Michael Eaude

Presumed Dead

The Remainder

By

And Other Stories 240pp £10 order from our bookshop

In a powerful scene in the middle of The Remainder, Felipe remembers how, as an orphan of about ten or twelve, he ran away from home. Picked up by the police, he is taken to the station and asked his name. The policeman makes a call to check, then puts down the phone, red-faced and angry. ‘Impossible,’ he shouts, ‘Felipe Arrabal is presumed dead.’ Felipe bears the same name as his father.

The scene sums up the novel’s central theme: Felipe feels dead, like his lost father, who is ‘presumed dead’. Even his name is not his own. He and Iquela, who narrate the novel in alternating chapters, live in post-Pinochet Chile. Children of left-wing activists, they cannot escape the pain of the past. You have your mother’s eyes, Iquela is told in an innocuous comment.

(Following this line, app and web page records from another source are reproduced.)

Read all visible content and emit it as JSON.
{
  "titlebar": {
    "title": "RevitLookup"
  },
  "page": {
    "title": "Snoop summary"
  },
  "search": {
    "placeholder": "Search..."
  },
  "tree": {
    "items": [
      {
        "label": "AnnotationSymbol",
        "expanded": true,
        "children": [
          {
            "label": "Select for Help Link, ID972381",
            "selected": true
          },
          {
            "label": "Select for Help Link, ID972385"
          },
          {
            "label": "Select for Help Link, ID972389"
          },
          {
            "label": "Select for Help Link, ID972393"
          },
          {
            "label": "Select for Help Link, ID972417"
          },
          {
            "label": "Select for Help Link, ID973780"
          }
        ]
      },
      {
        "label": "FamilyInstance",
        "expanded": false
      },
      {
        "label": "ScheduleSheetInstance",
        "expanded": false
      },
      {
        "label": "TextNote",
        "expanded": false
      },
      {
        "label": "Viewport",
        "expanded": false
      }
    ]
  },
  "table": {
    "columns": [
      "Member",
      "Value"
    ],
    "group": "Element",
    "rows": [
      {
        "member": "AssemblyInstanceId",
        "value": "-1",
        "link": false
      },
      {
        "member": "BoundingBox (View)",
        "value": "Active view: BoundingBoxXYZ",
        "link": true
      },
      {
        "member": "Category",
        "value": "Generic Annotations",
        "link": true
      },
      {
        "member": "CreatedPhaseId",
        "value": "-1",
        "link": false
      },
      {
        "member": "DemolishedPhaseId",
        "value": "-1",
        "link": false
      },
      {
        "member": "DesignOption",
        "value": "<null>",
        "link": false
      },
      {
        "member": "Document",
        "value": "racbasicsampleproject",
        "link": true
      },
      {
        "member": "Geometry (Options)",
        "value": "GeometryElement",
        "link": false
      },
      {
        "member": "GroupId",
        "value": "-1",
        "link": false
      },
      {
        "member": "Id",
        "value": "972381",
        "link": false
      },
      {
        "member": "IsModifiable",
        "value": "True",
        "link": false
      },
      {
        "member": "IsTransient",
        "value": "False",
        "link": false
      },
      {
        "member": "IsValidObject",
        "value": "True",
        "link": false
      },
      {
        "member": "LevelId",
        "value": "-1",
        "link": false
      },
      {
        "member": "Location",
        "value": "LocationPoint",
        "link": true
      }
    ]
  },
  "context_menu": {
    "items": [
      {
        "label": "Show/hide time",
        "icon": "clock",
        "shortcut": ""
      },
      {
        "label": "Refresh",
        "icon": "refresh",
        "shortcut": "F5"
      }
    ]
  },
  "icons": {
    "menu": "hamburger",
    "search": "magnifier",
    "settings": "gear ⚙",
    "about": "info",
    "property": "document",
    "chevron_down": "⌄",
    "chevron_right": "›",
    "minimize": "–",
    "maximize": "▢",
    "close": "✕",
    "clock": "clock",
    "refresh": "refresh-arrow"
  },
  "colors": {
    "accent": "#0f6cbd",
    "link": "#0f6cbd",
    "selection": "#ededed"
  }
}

No, they’re mine, mine, mine, she screams.

Sign Up to our newsletter

Receive free articles, highlights from the archive, news, details of prizes, and much more.

Follow Literary Review on Twitter

  • Last Tweets

    • The mystery of Jack the Ripper's identity has long been agonised over. But what do we know about his victims?… ,
    • A piece of Literary Review history from way back in 1983: John Haffenden talks to the great Iris Murdoch. ,
    • Britain’s only travelling lit fest, the Garden Museum Literary Festival is heading to Houghton Hall, Norfolk, for a… ,
    • 'The 19th-century German sage is not my idea of a pleasant travel companion' goes hiking with Friedr… ,
    • If you want ideas about what to read next, sign up to our free email newsletter, and get book reviews, archive mate… ,
    • 'The heroic male nude could not, I think, be used today to signify civic pride and glory', as Michelangelo’s 'David… ,
    • 'Munch’s later works show us a man liberated from the torments that gave rise to some of the best-known early works… ,